Rick Nauert, Ph.D., PsychCentral: The benefits of meditation are well-acknowledged. Yet a scientific explanation of how it works has been conspicuously absent.

Brown University scientists may have helped to overcome this barrier as researchers propose a neurophysiological framework to explain the clinical benefits bestowed by meditation.

Scientists believe that mindfulness practitioners gain enhanced control over sensory cortical alpha rhythms that help regulate how the brain processes and filters sensations, including pain, and memories such as depressive thoughts.

The proposal, based on published experimental results and a validated computer simulation of neural networks, is based upon the intimate connection in mindfulness between mind and…

Read the original article »

Rick Hanson PhD

Jan 10, 2013

The neuro-benefits of meditation

DSC_0502(45).jpgMeditation is to the mind what aerobic exercise is to the body. Like exercise, there are many good ways to do it and you can find the one that suits you best.

Studies have shown that regular meditation promotes mindfulness (sustained observing awareness), whose benefits include decreased stress-related cortisol, insomnia, symptoms of autoimmune illnesses, PMS, asthma, falling back into depression, general emotional distress, anxiety, and panic, and increased immune system factors, control of blood sugar in type 2 diabetes, detachment from reactions, self-understanding, and general well-being.

In your brain, regular meditation increases gray matter (neuronal cell bodies and synapses) in the:

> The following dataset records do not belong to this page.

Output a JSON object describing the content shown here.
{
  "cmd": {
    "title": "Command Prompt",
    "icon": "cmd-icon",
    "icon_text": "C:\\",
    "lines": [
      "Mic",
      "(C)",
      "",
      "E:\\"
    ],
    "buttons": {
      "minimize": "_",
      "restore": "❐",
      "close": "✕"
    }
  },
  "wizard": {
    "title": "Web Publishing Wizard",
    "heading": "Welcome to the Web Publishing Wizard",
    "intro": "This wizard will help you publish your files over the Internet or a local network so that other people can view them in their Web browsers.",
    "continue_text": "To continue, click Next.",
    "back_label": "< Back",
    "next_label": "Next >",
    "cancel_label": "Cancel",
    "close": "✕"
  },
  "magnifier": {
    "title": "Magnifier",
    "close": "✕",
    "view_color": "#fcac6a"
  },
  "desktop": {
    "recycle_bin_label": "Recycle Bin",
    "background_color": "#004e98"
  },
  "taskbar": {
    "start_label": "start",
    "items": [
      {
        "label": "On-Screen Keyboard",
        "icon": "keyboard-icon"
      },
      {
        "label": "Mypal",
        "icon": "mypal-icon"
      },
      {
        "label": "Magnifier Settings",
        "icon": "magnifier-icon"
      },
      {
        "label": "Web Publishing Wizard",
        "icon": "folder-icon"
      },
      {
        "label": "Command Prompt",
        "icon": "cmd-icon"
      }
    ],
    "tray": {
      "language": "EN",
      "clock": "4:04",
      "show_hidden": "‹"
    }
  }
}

  • Insula – Handles interoception (sense of your own body); self-awareness in general; empathy for

Wildmind Meditation News

Nov 16, 2012

Meditation changes experience of pain

Meditation can change the way a person experiences pain, according to a new study by University of Wisconsin-Madison neuroscientists.

The researchers found that during a pain experiment, expert meditators felt the discomfort as intensely as novice meditators, but the experience wasn’t as unpleasant for them.

Images of brain regions linked to pain and anxiety may explain why. Compared to novice meditators, experts had less activity in the anxiety regions.

Not only did the experts feel less anxiety immediately before pain stimulation, they also became accustomed to the pain more quickly after being exposed repeatedly to it.

The scientists, based at the Center for Investigating Healthy Minds and the Waisman Laboratory for Brain Imaging and Behavior, run a robust program analyzing the effects of meditation. …